Wednesday, July 1, 2020
HCAF's Executive Director Bobby Lolley, RN, penned an op-ed in the Orlando Sentinel about the critical importance of access to home health now more than ever for Florida's senior population. Below is the full text of the op-ed.
Seniors Need Home Health Access More Than Ever
By Bobby Lolley, Guest Columnist
While the Sunshine State has been a haven for seniors to live out their golden years, the COVID-19 national health emergency is creating unprecedented challenges for Florida’s growing population of seniors — and the health-care professionals who serve them.
According to the Centers for Disease Control and Prevention (CDC), roughly 80 percent of COVID-19 deaths in the United States have been in adults 65 years old and older, while three-quarters of patients hospitalized with the novel coronavirus are over age 50, as of June 25.
Older Americans living with serious chronic conditions such as diabetes, cardiovascular disease, and respiratory illness are even more vulnerable to COVID-19. Needless to say, too many seniors have lost their lives to this virus, a tragic development whose effects will be felt for years to come.
In a state accustomed to responding to hurricanes and major natural disasters, home health is uniquely prepared to help seniors stay healthy and out of the hospital during this challenging time. Allowing seniors to access health care at home is a convenient way to ensure they get the care they need while maintaining social distancing and maximizing patient safety.
Moreover, as front-line providers, home health-care workers have been crucial for identifying patients who are symptomatic for the virus, checking in on patients and their caregivers, and providing specialized treatments according to each senior’s unique needs.
Some hospital systems and home health providers have formed unique partnerships to respond to the COVID-19 emergency. When it became clear that emergency departments could be overwhelmed, one hospital system in Jacksonville reached out to a handful of home health agencies to create a diversion strategy where patients could be assessed by home health providers who would determine whether or not hospitalization was needed — a perfect example of partnerships that can make a huge difference.
Going forward, as Florida and states across the country begin reopening, federal support will be needed to ensure seniors can continue accessing the care they need in the home setting. Indeed, under current policy, far too many obstacles remain that prevent seniors from fully unlocking the benefits of these vital services amidst this unprecedented pandemic.
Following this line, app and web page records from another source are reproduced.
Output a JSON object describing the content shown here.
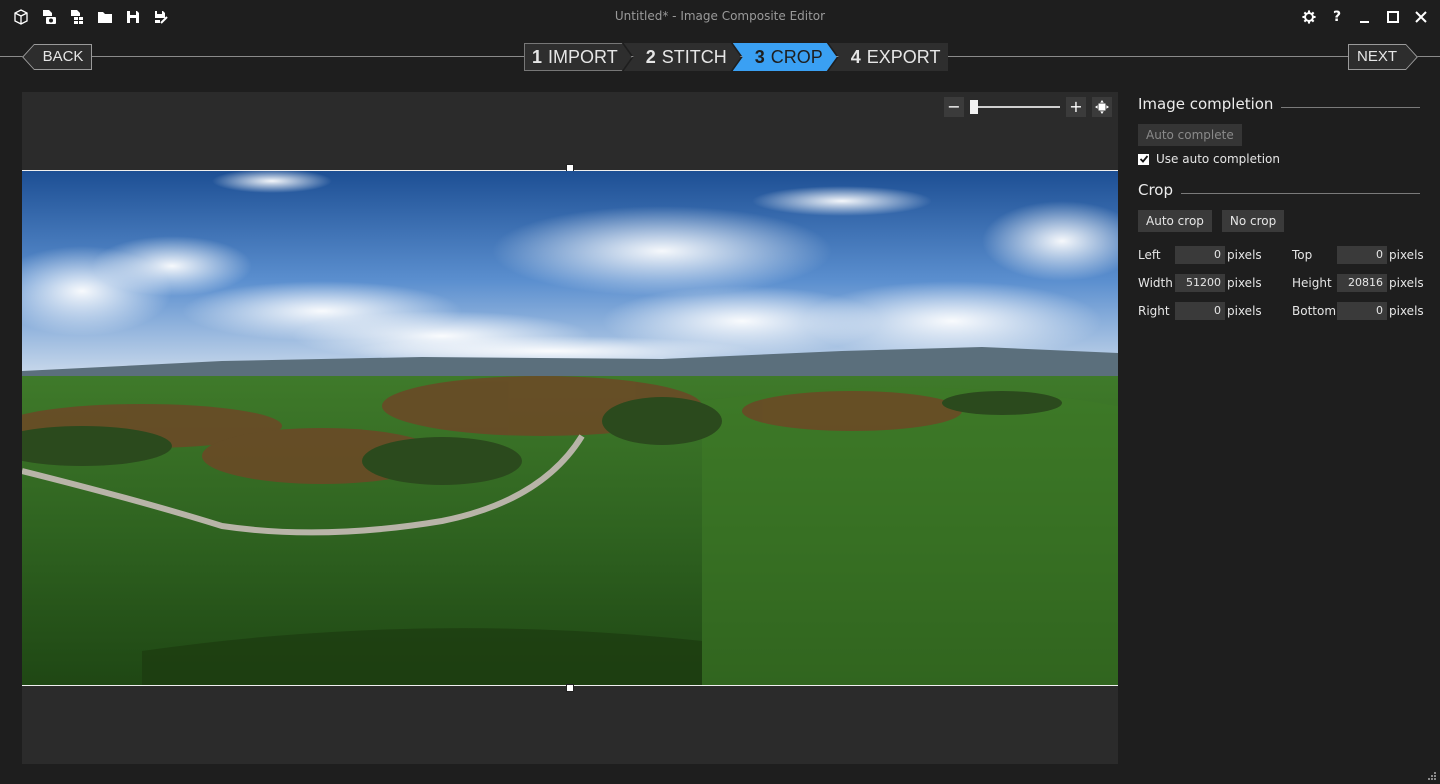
{
  "window": {
    "title": "Untitled* - Image Composite Editor",
    "toolbar_icons": [
      "new-panorama-icon",
      "new-from-video-icon",
      "new-from-images-icon",
      "open-icon",
      "save-icon",
      "save-as-icon"
    ],
    "controls": [
      "settings-icon",
      "help-icon",
      "minimize-icon",
      "maximize-icon",
      "close-icon"
    ],
    "help_label": "?"
  },
  "wizard": {
    "back_label": "BACK",
    "next_label": "NEXT",
    "steps": [
      {
        "num": "1",
        "label": "IMPORT"
      },
      {
        "num": "2",
        "label": "STITCH"
      },
      {
        "num": "3",
        "label": "CROP"
      },
      {
        "num": "4",
        "label": "EXPORT"
      }
    ],
    "active_step": "3",
    "accent_color": "#3aa0f3"
  },
  "zoom": {
    "minus_label": "−",
    "plus_label": "+",
    "level": 0.0
  },
  "image_completion": {
    "title": "Image completion",
    "auto_complete_label": "Auto complete",
    "use_auto_label": "Use auto completion",
    "use_auto_checked": true
  },
  "crop": {
    "title": "Crop",
    "auto_crop_label": "Auto crop",
    "no_crop_label": "No crop",
    "left_label": "Left",
    "left_value": "0",
    "top_label": "Top",
    "top_value": "0",
    "width_label": "Width",
    "width_value": "51200",
    "height_label": "Height",
    "height_value": "20816",
    "right_label": "Right",
    "right_value": "0",
    "bottom_label": "Bottom",
    "bottom_value": "0",
    "unit": "pixels"
  }
}
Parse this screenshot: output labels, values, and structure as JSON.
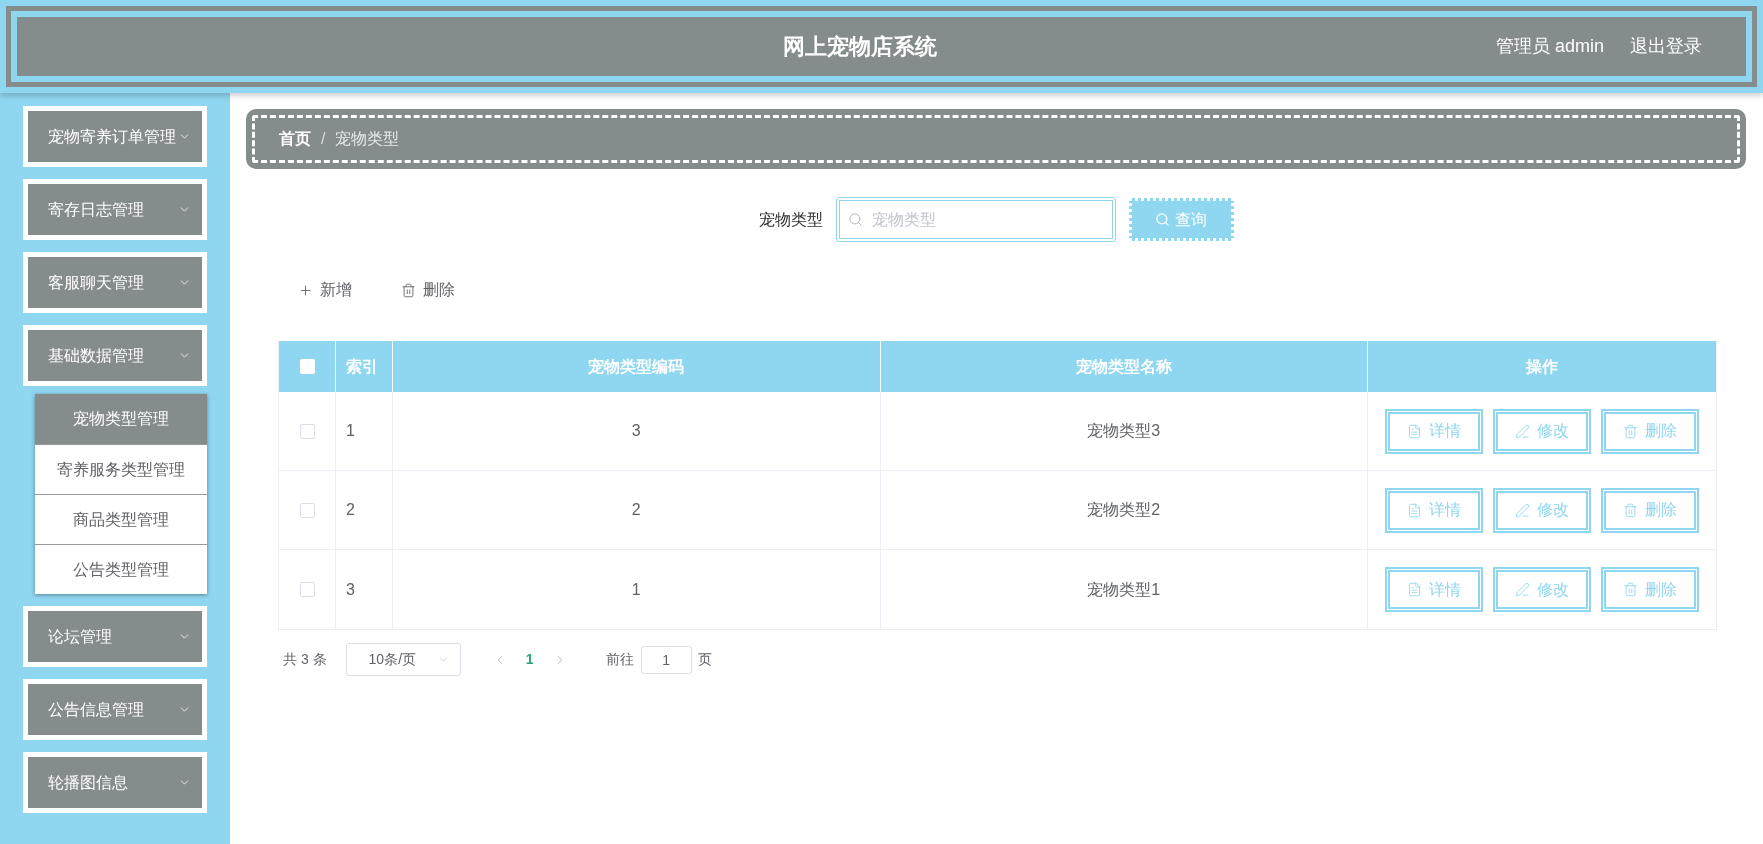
{
  "header": {
    "title": "网上宠物店系统",
    "user": "管理员 admin",
    "logout": "退出登录"
  },
  "sidebar": {
    "items": [
      {
        "label": "宠物寄养订单管理"
      },
      {
        "label": "寄存日志管理"
      },
      {
        "label": "客服聊天管理"
      },
      {
        "label": "基础数据管理",
        "children": [
          {
            "label": "宠物类型管理",
            "selected": true
          },
          {
            "label": "寄养服务类型管理",
            "selected": false
          },
          {
            "label": "商品类型管理",
            "selected": false
          },
          {
            "label": "公告类型管理",
            "selected": false
          }
        ]
      },
      {
        "label": "论坛管理"
      },
      {
        "label": "公告信息管理"
      },
      {
        "label": "轮播图信息"
      }
    ]
  },
  "breadcrumb": {
    "items": [
      {
        "label": "首页",
        "kind": "link"
      },
      {
        "label": "宠物类型",
        "kind": "current"
      }
    ],
    "separator": "/"
  },
  "search": {
    "label": "宠物类型",
    "placeholder": "宠物类型",
    "button": "查询"
  },
  "toolbar": [
    {
      "label": "新增",
      "kind": "add"
    },
    {
      "label": "删除",
      "kind": "delete"
    }
  ],
  "table": {
    "select_all": {
      "checked": false
    },
    "columns": [
      "索引",
      "宠物类型编码",
      "宠物类型名称",
      "操作"
    ],
    "rows": [
      {
        "checked": false,
        "index": "1",
        "code": "3",
        "name": "宠物类型3",
        "actions": [
          {
            "label": "详情",
            "kind": "detail"
          },
          {
            "label": "修改",
            "kind": "edit"
          },
          {
            "label": "删除",
            "kind": "delete"
          }
        ]
      },
      {
        "checked": false,
        "index": "2",
        "code": "2",
        "name": "宠物类型2",
        "actions": [
          {
            "label": "详情",
            "kind": "detail"
          },
          {
            "label": "修改",
            "kind": "edit"
          },
          {
            "label": "删除",
            "kind": "delete"
          }
        ]
      },
      {
        "checked": false,
        "index": "3",
        "code": "1",
        "name": "宠物类型1",
        "actions": [
          {
            "label": "详情",
            "kind": "detail"
          },
          {
            "label": "修改",
            "kind": "edit"
          },
          {
            "label": "删除",
            "kind": "delete"
          }
        ]
      }
    ]
  },
  "pagination": {
    "total": "共 3 条",
    "page_size": "10条/页",
    "pages": [
      {
        "label": "1",
        "selected": true
      }
    ],
    "goto_label": "前往",
    "goto_value": "1",
    "goto_suffix": "页"
  }
}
Locally, home health providers would love to partner more effectively with long-term care and assisted-living facilities, where a disproportionate number of seniors have been impacted by the coronavirus. Currently, direct-care workers —who are trained to safely provide services like wound care, therapy, and help with daily living activities such as eating and bathing — are too often shut out of long-term care settings during the pandemic. While facilities are right to limit access in order to stop potential virus transmission, home health care professionals should be treated as clinical partners, not as mere vendors.
Anecdotal reports show that these measures are instead having the opposite effect. In one chain of facilities that stopped allowing home health nurses and therapists to care for patients, there was a frightening increase in senior falls. Once they realized this problem, the facility once again invited physical therapists in to treat residents — a win-win partnership. Florida’s seniors would be better served by more facilities understanding what home health is able to do to assist patients.
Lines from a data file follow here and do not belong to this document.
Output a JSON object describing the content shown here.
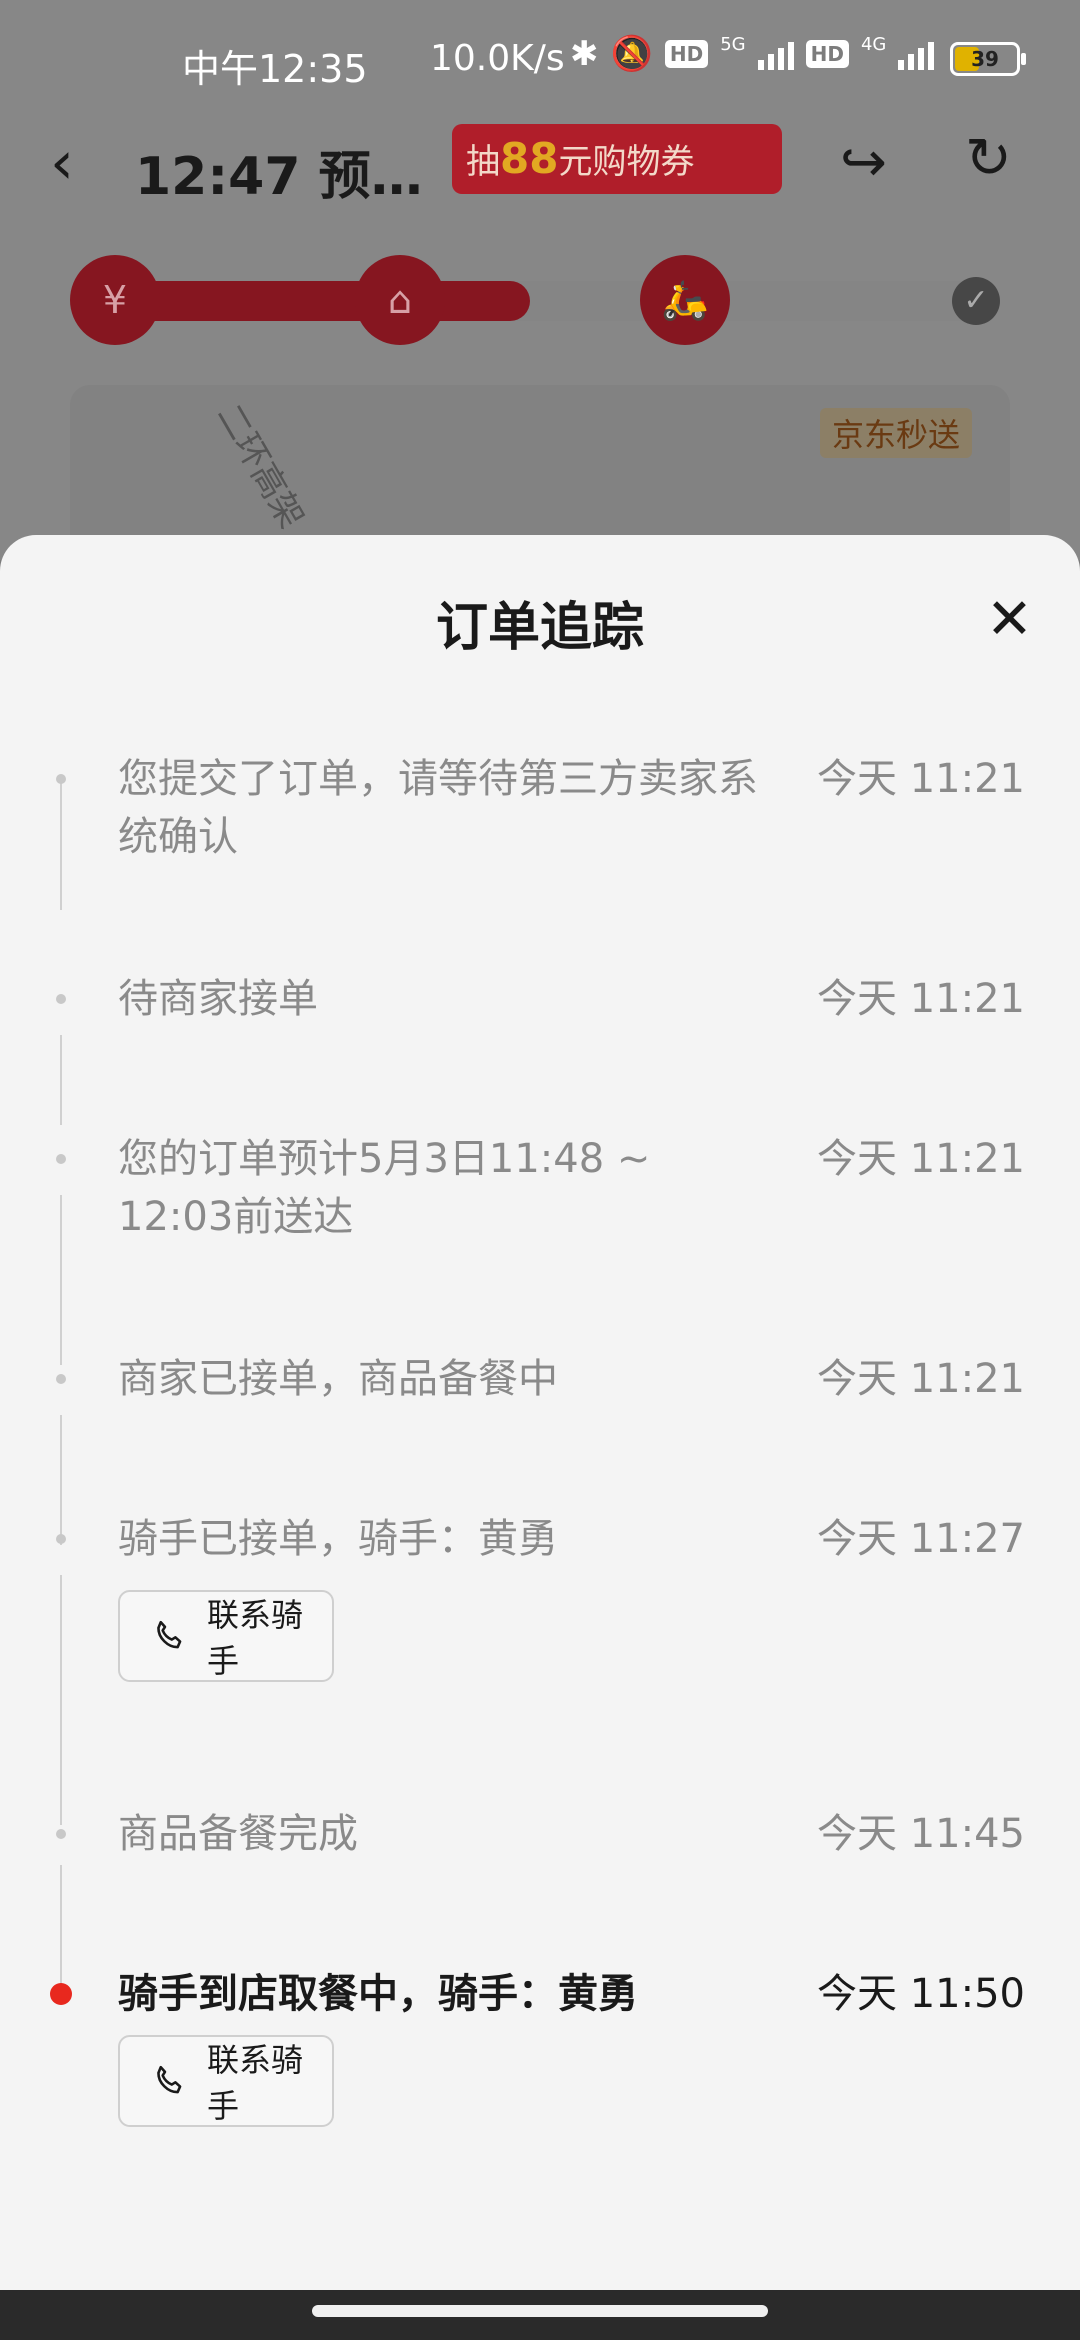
{
  "status_bar": {
    "time": "中午12:35",
    "net_speed": "10.0K/s",
    "hd1": "HD",
    "sig1": "5G",
    "hd2": "HD",
    "sig2": "4G",
    "battery": "39"
  },
  "header": {
    "title": "12:47 预…",
    "promo_pre": "抽",
    "promo_num": "88",
    "promo_post": "元购物券"
  },
  "map": {
    "tag": "京东秒送",
    "road": "二环高架"
  },
  "sheet": {
    "title": "订单追踪",
    "events": [
      {
        "text": "您提交了订单，请等待第三方卖家系统确认",
        "time": "今天 11:21"
      },
      {
        "text": "待商家接单",
        "time": "今天 11:21"
      },
      {
        "text": "您的订单预计5月3日11:48 ~ 12:03前送达",
        "time": "今天 11:21"
      },
      {
        "text": "商家已接单，商品备餐中",
        "time": "今天 11:21"
      },
      {
        "text": "骑手已接单，骑手：黄勇",
        "time": "今天 11:27",
        "button": "联系骑手"
      },
      {
        "text": "商品备餐完成",
        "time": "今天 11:45"
      },
      {
        "text": "骑手到店取餐中，骑手：黄勇",
        "time": "今天 11:50",
        "button": "联系骑手"
      }
    ]
  },
  "icons": {
    "back": "back-arrow-icon",
    "share": "share-icon",
    "refresh": "refresh-icon",
    "close": "close-icon",
    "phone": "phone-icon"
  },
  "colors": {
    "accent_red": "#e8281e",
    "progress_red": "#861620"
  }
}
From Washington, D.C., there is much more that can be done to support the delivery of home health during COVID-19. Additional funding to home health through increased allocations to the Provider Relief Funds would help stabilize home health agencies and prevent widespread agency fiscal instability and staff layoffs while protecting patient access to care.
Further, home health nurses and clinicians should have more flexible use of technology, like telephones and telehealth units, to monitor existing patients who are fearful of allowing others into their homes. If Medicare would consider telephonic visits a part of the care plan, it would allow enable home health providers to reach more patients during the COVID-19 crisis.
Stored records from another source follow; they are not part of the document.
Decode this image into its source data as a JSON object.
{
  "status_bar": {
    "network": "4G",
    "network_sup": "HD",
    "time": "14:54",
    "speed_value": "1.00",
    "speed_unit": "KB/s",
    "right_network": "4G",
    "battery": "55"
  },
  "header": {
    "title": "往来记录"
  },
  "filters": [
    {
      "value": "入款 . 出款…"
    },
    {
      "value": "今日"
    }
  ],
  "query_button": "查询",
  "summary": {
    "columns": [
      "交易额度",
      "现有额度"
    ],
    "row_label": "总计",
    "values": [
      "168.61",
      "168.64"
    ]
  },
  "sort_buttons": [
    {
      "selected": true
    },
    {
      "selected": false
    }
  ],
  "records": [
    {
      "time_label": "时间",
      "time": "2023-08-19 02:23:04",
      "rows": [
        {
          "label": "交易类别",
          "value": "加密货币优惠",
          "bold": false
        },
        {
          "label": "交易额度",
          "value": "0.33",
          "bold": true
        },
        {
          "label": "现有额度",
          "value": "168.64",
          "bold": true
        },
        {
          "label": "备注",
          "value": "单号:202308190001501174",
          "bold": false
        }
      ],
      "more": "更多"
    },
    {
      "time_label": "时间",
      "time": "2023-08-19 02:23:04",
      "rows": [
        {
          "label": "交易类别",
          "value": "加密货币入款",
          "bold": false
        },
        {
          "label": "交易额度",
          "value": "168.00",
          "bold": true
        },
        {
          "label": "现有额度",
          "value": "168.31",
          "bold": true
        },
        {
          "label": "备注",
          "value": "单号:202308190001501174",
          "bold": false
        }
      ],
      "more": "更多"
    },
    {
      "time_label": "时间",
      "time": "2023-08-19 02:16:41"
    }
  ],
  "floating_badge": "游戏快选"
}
In the midst of the greatest public health emergency in a century, these challenges create a double whammy for our communities. At a time when we should all be working closely together to further streamline care; steps must be taken to better enable the delivery of home health.
To make sure all of our seniors get the support they need to stay healthy, institutional facilities and policymakers must recognize the value that home health brings and make it easier for skilled professionals to serve America’s Medicare beneficiaries.
Bobby Lolley is Executive Director of the Home Care Association of Florida.